1. The high cost of education. Reduced government support and increased college cost, along with a recession has left college more expensive and students with less in savings. We also need to ask if a college education is a benefit only to the student or to society as well. If we determine that society benefits from a well-educated workforce and community, then we, as part of this community, need to make a commitment of help keep the cost of higher education affordable to everyone. This means increasing government financial support to education.
2. Financial literacy or lack thereof. We need a financially literate society, where individuals know how to make wise financial decisions. This starts with parents teaching and involving their children in decisions about money. We all need to be reminded that money is it a limited resource with opportunity cost, that you have to make tough choices about needs and wants, and that every investment has risks and rewards. A college education is an investment with risk and rewards, and the calculated pay-back, return on investment (ROI), should be considered when choosing a major and/or career. Will my ROI be greater if I attend a two-year technical or community college, attend a private college or university, or attend a public college or university? One has to be realistic about future income potential when taking out student loans. Even with the best major and the best education, no job or future income is guaranteed. You have to work hard to get the job, salary, and career that you want.
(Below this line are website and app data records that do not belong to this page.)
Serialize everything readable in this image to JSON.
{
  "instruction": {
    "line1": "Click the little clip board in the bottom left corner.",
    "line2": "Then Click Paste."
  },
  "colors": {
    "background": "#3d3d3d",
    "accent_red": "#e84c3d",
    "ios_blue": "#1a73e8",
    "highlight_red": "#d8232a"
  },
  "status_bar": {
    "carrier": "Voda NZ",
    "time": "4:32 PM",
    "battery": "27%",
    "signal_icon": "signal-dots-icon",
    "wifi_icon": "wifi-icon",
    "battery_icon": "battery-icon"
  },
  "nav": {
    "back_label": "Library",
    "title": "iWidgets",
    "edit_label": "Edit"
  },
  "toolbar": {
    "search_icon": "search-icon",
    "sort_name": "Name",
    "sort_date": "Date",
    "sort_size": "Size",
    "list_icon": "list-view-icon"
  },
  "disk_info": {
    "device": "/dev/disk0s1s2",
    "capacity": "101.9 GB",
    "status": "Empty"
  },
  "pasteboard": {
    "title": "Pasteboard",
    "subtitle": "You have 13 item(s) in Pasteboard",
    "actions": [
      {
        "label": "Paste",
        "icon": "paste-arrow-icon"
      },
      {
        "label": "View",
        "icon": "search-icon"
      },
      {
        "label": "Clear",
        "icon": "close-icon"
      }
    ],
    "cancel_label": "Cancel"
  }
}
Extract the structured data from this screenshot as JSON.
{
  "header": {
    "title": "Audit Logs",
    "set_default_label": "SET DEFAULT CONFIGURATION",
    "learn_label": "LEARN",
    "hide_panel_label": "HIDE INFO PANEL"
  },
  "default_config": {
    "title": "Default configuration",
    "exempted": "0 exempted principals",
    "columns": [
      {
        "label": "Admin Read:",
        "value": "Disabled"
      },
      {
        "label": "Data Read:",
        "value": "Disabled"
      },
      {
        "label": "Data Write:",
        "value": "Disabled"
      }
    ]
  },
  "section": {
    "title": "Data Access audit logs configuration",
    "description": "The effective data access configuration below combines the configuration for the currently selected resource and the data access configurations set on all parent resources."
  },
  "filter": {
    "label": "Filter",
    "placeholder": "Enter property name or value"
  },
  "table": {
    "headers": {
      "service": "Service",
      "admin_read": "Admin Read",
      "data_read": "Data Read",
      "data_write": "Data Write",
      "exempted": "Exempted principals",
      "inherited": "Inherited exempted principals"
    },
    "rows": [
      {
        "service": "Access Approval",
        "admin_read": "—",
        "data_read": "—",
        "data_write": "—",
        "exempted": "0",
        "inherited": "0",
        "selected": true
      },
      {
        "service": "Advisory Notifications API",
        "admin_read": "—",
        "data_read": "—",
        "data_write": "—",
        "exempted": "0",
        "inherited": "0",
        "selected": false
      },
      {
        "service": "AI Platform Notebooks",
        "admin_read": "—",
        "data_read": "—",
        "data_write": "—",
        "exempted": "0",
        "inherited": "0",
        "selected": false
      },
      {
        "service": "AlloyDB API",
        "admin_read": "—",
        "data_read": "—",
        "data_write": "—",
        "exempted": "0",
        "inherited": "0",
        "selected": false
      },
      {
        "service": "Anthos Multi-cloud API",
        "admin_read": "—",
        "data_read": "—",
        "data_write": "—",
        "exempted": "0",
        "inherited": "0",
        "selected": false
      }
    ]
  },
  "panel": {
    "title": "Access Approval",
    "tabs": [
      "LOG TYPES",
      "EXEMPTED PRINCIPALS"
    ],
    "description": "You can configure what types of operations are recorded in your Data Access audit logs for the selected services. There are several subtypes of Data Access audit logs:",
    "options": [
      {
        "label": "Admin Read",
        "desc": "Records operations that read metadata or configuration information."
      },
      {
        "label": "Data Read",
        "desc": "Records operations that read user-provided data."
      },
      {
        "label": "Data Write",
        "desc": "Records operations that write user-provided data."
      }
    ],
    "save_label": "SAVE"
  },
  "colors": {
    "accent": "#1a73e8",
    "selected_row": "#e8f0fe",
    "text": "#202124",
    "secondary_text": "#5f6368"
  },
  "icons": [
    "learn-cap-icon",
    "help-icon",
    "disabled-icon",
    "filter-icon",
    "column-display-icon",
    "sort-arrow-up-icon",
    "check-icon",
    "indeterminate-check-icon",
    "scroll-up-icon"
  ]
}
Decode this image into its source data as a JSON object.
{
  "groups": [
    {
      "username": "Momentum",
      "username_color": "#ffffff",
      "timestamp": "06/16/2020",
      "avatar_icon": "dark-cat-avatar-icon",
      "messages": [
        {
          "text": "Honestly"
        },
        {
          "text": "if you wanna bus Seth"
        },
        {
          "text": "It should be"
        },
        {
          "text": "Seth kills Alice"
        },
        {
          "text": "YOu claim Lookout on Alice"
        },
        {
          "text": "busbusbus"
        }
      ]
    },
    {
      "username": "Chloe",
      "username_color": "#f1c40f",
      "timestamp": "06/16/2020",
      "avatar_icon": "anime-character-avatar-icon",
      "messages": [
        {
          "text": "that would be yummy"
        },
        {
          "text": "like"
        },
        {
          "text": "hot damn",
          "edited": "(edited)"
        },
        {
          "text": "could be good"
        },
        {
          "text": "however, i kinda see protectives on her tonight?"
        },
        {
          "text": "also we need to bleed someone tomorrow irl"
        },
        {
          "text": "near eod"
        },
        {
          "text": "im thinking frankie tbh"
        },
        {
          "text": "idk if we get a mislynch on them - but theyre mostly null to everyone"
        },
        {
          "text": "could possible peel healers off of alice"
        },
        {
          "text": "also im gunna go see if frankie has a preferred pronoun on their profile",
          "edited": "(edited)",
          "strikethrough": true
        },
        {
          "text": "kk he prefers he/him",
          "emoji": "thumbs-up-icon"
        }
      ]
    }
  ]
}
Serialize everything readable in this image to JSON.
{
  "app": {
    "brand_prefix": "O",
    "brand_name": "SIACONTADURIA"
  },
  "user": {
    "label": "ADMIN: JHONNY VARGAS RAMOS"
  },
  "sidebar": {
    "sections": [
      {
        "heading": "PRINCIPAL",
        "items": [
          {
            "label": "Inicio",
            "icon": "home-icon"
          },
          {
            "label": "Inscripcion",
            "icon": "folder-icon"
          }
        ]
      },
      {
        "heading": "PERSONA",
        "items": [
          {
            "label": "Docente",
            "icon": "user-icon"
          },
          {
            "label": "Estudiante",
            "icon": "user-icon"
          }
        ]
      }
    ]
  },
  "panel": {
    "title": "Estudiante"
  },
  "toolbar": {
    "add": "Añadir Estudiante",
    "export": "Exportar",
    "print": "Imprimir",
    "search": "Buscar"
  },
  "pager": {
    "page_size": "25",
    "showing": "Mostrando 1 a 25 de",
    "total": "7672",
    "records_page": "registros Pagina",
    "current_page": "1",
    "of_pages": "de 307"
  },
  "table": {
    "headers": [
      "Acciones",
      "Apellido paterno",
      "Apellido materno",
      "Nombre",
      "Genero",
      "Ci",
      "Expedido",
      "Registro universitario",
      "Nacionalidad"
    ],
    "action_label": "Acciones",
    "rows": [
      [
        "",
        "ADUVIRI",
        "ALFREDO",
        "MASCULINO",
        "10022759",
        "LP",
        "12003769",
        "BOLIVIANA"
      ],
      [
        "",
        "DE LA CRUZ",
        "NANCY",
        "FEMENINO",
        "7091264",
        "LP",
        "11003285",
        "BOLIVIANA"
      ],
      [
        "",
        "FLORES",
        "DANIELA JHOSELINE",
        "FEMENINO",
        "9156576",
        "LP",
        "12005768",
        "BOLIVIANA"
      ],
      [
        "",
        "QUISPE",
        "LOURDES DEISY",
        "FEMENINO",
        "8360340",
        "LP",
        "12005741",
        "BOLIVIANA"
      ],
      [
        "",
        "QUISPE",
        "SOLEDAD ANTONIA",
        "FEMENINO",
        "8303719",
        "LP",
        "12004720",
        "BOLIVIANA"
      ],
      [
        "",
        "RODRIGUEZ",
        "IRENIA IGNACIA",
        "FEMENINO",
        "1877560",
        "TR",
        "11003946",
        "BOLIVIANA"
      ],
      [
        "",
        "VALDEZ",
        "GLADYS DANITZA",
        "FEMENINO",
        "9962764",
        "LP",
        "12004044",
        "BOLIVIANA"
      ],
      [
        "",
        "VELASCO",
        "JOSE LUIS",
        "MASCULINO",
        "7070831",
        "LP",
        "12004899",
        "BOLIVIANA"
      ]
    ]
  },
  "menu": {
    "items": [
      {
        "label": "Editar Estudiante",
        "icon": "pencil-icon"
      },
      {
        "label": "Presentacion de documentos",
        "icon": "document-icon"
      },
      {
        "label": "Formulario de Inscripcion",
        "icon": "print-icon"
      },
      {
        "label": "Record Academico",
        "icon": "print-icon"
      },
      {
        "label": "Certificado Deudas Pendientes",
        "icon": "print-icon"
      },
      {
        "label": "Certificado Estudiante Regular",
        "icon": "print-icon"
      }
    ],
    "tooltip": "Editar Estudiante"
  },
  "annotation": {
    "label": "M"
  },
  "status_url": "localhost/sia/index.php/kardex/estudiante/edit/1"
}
3. Personal responsibility. If you borrow money, you need to be responsible and pay back your loan. This needs to be communicated to students at the time they take out a loan. Just like the CARD act, where your credit card statement tells you how long it will take to pay off your credit card, students need to be aware of their future payments, the time it will take to repay the loan, and the total cost of interest on the student loan. When they sign their student loan documentation, they are signing away part of their future income for a minimum of 10 years! They need to be fully aware of the cost of repayment, and the opportunity cost for the next 10 years of repayments; the opportunity of buying a house, car, or going on vacation.
As I stated in the beginning, there are a lot of causes to high student loan debt and hopefully these three ideas can be implemented to treat the cause, not the symptoms. If you like this idea and want to work for solutions to the problem, not reacting to the symptoms, please forward it on to your congressional representative and/or the White House. The e-mail for the House of Representative can be found at http://www.house.gov/representatives/, your Senator’s at http://www.senate.gov/general/contact_information/senators_cfm.cfm
or contact the White House at http://www.whitehouse.gov/contact/submit-questions-and-comments.